■ **ASSIGNED TASK**
Select every line below containing the word "rank".

++++

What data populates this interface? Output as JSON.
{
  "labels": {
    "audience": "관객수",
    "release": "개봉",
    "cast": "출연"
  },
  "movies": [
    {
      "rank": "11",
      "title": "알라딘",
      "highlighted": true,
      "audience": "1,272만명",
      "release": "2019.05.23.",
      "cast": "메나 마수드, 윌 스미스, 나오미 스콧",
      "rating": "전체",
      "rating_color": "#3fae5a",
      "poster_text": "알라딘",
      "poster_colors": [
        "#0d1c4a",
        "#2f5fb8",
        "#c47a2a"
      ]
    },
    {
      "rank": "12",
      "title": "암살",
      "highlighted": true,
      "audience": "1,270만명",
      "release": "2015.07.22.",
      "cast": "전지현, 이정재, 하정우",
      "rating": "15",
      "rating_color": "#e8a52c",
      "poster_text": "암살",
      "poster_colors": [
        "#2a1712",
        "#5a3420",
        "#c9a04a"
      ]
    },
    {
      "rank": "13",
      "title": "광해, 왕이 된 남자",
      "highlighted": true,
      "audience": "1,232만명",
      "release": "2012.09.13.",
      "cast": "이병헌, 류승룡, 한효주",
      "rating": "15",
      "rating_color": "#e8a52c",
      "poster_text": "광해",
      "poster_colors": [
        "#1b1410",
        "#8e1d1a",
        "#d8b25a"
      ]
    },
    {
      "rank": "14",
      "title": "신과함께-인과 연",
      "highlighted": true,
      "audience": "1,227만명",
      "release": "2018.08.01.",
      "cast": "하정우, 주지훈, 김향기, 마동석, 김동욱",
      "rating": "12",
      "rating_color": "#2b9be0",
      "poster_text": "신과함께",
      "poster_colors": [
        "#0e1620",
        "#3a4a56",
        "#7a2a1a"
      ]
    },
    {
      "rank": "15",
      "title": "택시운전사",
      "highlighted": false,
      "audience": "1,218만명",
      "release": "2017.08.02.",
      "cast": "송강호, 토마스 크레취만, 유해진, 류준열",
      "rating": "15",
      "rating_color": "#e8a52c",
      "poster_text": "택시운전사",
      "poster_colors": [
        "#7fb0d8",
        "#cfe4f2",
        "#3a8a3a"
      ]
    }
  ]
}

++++

■ **ANSWER**
      "rank": "11",
      "rank": "12",
      "rank": "13",
      "rank": "14",
      "rank": "15",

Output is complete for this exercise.